Philosophy Question

Same formatting and grading guidelines as previous papers (5-7pgs, 12pt font, double spaced, etc). Please see other assignment sheets if you have any questions. The final paper is intended to be rather straightforward.

  • Explain what a thought experiments is.
  • Explain the benefits of thought experiments.
  • Explain the limitations of thought experiments.

That’s it. At a more detailed level –

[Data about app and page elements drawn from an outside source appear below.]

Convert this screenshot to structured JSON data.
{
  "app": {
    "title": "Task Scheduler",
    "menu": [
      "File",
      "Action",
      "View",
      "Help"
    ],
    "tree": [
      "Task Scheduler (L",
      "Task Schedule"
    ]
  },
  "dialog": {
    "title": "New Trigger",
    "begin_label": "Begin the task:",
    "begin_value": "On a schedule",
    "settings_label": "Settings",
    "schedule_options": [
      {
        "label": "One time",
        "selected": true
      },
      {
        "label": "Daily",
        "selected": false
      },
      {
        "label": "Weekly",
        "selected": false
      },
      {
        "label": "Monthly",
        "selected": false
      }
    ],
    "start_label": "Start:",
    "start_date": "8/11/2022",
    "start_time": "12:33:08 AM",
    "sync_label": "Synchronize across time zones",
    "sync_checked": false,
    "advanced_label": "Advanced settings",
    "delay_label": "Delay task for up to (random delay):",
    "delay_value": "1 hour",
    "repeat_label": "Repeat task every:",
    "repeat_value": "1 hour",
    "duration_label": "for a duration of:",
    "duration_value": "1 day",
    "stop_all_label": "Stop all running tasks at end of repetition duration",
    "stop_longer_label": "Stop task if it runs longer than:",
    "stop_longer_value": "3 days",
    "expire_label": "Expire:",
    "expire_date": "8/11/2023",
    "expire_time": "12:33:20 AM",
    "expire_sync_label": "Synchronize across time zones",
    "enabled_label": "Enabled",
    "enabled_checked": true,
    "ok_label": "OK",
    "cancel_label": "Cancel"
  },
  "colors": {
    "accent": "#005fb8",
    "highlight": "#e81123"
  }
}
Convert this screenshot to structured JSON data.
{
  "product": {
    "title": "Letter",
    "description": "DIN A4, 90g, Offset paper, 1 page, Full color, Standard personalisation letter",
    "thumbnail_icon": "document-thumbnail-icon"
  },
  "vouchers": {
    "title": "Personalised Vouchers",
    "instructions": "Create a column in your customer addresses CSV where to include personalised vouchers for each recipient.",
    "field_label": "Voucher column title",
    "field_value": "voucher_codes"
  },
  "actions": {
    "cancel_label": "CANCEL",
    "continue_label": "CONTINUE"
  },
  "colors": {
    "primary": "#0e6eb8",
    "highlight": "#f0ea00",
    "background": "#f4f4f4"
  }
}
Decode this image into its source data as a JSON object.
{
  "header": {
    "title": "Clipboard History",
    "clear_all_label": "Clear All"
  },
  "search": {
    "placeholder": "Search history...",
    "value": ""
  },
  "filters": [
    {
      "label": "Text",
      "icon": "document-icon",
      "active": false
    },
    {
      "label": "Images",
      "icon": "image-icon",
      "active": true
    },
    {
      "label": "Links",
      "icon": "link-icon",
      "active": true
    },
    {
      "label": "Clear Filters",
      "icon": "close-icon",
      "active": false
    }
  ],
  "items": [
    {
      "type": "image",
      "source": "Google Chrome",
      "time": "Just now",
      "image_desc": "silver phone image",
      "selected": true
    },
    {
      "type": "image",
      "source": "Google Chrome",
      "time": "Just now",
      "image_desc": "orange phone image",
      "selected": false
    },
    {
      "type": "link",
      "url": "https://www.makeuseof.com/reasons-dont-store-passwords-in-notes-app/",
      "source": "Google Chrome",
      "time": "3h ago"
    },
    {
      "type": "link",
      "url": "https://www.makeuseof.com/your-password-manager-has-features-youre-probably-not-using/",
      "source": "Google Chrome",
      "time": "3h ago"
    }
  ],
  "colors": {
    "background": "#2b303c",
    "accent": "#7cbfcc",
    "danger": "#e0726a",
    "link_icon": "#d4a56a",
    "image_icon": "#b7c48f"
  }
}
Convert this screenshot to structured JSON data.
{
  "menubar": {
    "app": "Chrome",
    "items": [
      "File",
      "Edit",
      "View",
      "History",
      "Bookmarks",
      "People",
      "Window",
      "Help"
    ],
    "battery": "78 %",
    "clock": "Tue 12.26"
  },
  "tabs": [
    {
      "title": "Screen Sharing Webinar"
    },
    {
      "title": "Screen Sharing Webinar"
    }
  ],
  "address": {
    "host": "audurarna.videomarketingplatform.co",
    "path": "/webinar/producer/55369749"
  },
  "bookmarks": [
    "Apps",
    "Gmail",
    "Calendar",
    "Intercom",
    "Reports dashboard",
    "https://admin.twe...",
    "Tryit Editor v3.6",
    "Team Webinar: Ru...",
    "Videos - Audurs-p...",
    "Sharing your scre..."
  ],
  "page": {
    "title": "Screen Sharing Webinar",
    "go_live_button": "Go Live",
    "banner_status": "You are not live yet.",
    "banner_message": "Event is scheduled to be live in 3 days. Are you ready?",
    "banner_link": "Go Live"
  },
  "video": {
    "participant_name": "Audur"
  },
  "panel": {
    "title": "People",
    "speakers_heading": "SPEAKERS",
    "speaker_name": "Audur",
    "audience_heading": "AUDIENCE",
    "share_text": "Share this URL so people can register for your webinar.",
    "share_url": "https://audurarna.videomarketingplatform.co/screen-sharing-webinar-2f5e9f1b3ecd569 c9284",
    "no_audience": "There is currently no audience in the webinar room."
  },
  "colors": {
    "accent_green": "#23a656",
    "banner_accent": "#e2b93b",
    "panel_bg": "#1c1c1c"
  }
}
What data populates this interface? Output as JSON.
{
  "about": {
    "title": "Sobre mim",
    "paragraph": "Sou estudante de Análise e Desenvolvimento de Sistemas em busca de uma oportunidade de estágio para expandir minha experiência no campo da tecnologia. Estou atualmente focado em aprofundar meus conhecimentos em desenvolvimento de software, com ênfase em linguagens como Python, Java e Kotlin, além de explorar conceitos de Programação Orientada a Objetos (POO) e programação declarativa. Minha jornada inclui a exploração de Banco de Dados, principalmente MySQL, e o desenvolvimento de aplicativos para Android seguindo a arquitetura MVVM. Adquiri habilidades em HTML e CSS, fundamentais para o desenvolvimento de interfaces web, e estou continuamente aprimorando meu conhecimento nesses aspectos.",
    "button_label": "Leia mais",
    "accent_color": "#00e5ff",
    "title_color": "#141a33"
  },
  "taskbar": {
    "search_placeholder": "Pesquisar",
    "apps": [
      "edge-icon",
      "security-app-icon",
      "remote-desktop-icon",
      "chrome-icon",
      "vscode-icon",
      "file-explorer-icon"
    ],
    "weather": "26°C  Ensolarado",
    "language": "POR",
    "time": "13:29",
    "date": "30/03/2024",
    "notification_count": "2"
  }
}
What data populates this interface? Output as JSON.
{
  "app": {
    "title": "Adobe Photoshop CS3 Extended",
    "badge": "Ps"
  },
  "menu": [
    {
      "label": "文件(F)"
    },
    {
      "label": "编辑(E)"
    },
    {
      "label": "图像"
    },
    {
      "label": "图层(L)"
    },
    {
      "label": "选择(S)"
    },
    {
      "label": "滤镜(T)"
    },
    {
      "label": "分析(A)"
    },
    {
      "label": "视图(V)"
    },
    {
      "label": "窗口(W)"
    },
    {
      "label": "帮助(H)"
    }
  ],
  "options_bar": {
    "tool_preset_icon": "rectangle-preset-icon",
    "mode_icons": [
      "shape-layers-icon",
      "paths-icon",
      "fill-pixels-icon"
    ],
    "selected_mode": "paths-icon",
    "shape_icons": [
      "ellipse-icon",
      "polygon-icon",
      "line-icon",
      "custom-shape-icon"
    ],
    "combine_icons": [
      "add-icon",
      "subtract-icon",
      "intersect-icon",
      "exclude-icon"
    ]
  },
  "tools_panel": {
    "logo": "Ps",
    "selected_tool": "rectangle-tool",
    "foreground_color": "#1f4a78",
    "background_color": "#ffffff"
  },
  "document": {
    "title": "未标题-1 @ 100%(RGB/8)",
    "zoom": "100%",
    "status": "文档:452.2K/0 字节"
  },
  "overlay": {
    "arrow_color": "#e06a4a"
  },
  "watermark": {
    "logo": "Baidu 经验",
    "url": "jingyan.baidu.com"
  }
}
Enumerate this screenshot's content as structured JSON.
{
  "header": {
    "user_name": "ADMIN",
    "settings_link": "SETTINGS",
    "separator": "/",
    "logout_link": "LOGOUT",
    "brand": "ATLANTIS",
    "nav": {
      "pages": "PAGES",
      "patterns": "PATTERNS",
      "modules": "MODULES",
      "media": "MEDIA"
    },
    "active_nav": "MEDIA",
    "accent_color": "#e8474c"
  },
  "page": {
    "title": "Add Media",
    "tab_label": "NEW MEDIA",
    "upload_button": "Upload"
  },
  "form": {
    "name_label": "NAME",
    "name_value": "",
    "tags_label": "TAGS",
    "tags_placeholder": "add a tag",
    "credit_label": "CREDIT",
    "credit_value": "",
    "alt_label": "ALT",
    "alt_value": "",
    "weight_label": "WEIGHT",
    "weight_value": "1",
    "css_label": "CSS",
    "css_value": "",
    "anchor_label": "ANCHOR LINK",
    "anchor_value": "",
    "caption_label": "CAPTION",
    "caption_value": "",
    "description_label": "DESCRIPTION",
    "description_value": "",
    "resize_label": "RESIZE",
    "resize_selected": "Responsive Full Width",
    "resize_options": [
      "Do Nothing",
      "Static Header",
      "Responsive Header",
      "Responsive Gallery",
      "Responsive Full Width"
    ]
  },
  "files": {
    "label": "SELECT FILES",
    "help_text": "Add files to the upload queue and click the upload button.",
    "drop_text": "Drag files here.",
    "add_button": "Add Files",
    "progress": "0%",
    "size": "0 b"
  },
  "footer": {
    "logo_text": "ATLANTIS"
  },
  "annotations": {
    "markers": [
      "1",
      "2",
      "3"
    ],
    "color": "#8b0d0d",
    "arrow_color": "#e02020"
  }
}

  • Make sure to include a pair of thought experiments – like the Trolley Problem cases – where you’re supposed to draw 2 conflicting conclusions about the scenarios. These can be Trolley vs. Organ Transplant; Chairmen; your own; or other researched examples
  • Make sure to describe each scenario. Explain the conclusion. Present the basic principle that explains the conclusion. (e.g., Trolley Driver = redirect trolley, killing 1 less bad than killing 5, pure consequentialist reasoning; Organ Transplant = no surgery, killing 1 worse than letting 5 die, not consequentialist – maybe something about killing being worse than letting people die.) This will be harder if you make up your own cases, but its totally up to you.
  • When you explain what a thought experiment is, you might consider comparing to scientific experiments. Explain what is “experimental” about them? What are we supposed to be able to get from them? What is the methodology (<= super important). We said a lot about this in class, so feel free to address anything that seems important.
  • We talked about a lot of pros/cons. It is okay for you to favor one side and to ultimately conclude that they’re no good (or great!), but make sure you give each side a balanced discussion.
  • If you like thought experiments, you might focus on something more like the Trolley Problem, since it has generated a lot of important discussion. If you hate them, you might focus on the Chairmen because the study had some obvious flaws. This is not necessary however. Talk about whichever you like however you like. Use your judgment.
  • You may limit your discussion to an abstract discussion. Once you give your pair of cases, you needn’t talk about the philosophical/ethical substance of the cases or the disagreement they cause. You would only need to talk about, for example, how the method works in the context of the cases. Basically, use the cases to explain how the method works.
  • However, you may choose to engage with the philosophical debate. One place this might show up is when talking about pros/cons. For example, you might note that thought experiments like the Trolley problem can help us get to generalizable principles. While it might intuitively seem like we’re making inconsistent judgments about the different cases (and therefore getting different conclusions), it might turn out that there’s a more general explanation for our intuitions. The DDE, for example, seems to be able to explain both. The DDE is….The thought experiments helps us discover this by…You get it? You do not need to do this sort of applied work. This is just one way to approach the problem.
  • You might consider trying the new Intro. style that I suggested, but you do not have to do that. If you’re comfortable with the Intro. style I already taught you and want to stick with it – go ahead. Try the new style (just presenting the pair of cases at the intro and offering a brief analysis) only if you feel like it. Its a chance to shake things up, but don’t do it if you think you have a better way of introducing the cases. I suggested this only because I know some of you will struggle effectively incorporating the cases into the paper. This will be especially true for people who only want to do the more abstract analysis. This way, you can introduce them. Say that they’re important. Give the general intro. to say what you’ll do in the paper in light of this interesting methodology, and then just sort of abandon the cases. If you know how to tie them in more organically, please do so. There are many many ways of incorporating the thought experiments into the paper.